The new regional body has officially launched today with the appointment of some board members and three senior managers; funding will be available from October 17.

Creative England is officially “open for business”, although the only money on the table is for film related activities and a number of regional screen agencies are still operating as private companies.

The new body - set up to replace the existing Regional Screen Agencies - has announced its first seven board members and three senior management appointments. The Film Culture Fund will be available from October 17 and its Talent Development Fund is “expected to be up and running by November.”

The first seven board members are: Alison Owen (Ruby Films), Andrew Chitty (Illumina Digital), Bill Lawrence (Reel Solutions), Charles Wace, (Twofour Group), Heather Rabbatts CBE, Jonnie Turpie (Maverick TV) and Richard Klein (BBC Four).

Five more board members are expected to be appointed “over the coming months”, according to Creative England chair John Newbigin, who described the new appointees as having an “extraordinary wealth of experience and wisdom, covering a wide spectrum of the creative industries and extending right across England.  

Creative England has also appointed three senior managers to head up its three “film priority areas”.

Chris Moll, who previously held the position of executive producer at South West Screen where he headed up microbudget scheme iFeatures – has been appointed as head of Talent Development.

Former head of cultural sector investment at Screen Yorkshire Jay Arnold has been appointed as head of Film Culture and Kaye Elliott, previously director of inward investment at Vision+Media, will take the role of head of Location Production Services.

They join Caroline Norbury who was appointed as chief executive of Creative England last month. She already held the post of “establishment director” and has been heavily involved in the formation of Creative England during the last 18 months, so her appointment came as little surprise.

Previously Creative England had announced that there would be three “hubs” - Creative North (Manchester), Creative Central (Birmingham) and Creative South (Bristol). The details of these are yet to be confirmed.

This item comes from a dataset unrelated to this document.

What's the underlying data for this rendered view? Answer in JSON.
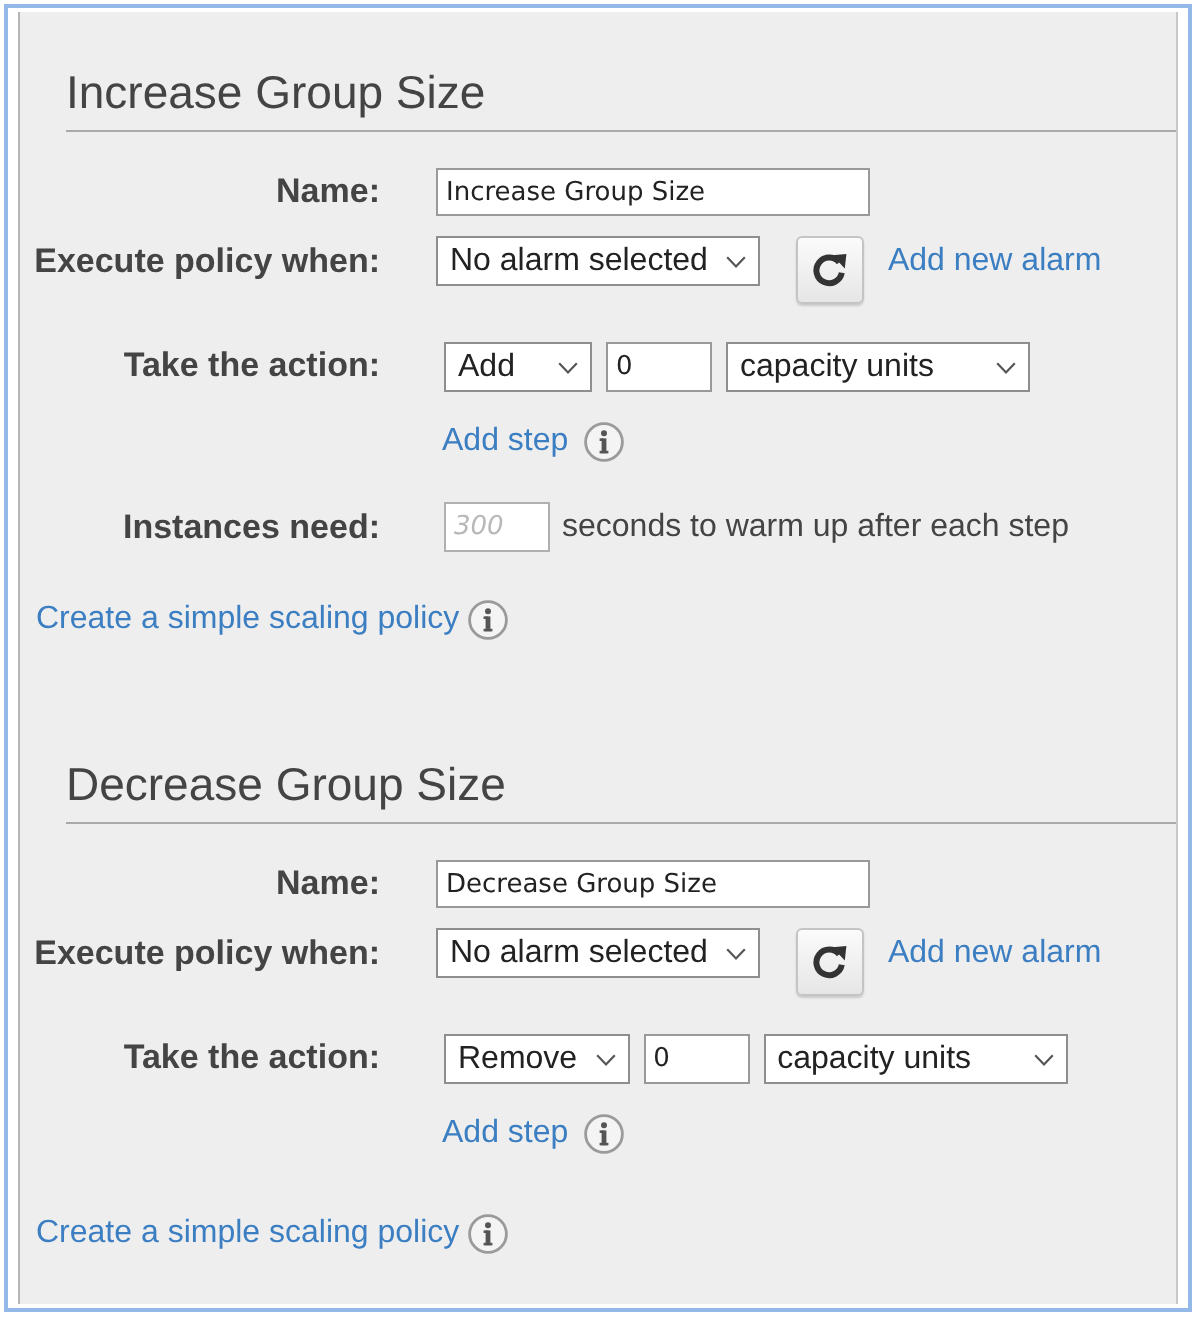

Meanwhile, Creative England’s Film Culture Fund will be open for applications on Oct 17.

Funding will be aimed at cinemas, film archives, film festivals and the non-theatrical exhibition sector (mobile cinema and film societies), for project activity including audience development, film education activities and the acquisition, preservation and conservation of and access to regional screen heritage.

The Talent Development Fund, which covers support for organisations, networks and talent on a regional/national level, will open for applications from November. Enquiries are now to be made via a centralised Creative England phone number and email address.

Preparations are also underway for a digital feature film initiative, with a planned launch in late 2011/early 2012, according to Creative England.

Creative England’s remit is to provide support for film, television, games, and digital and creative Services, although as yet the only money on the table is for film, in the form of £900,000 Grant in Aid funding and £1m Lottery funding from the BFI. Funding for other activities is “currently being sought”, according to Creative England.

While the new body has been set up to create a “simpler, more efficient structure with an expanded remit to support the creative industries across England,” the precise structure of the new body is yet to be confirmed. 23 members of screen agency staff will technically transfer their employment to Creative England under the TUPE regulations.

But Screen Yorkshire, EM Media and Screen South are still operating and Northern Film & Media has already opted to sit outside the Creative England structure. Conversely, Screen West Midlands announced its closure last week. All lottery funding enquiries are to go through Creative England.

The process which has led to the formation of Creative England has been a fractious one, with tensions between the regions and suggestions that the process was not transparent enough.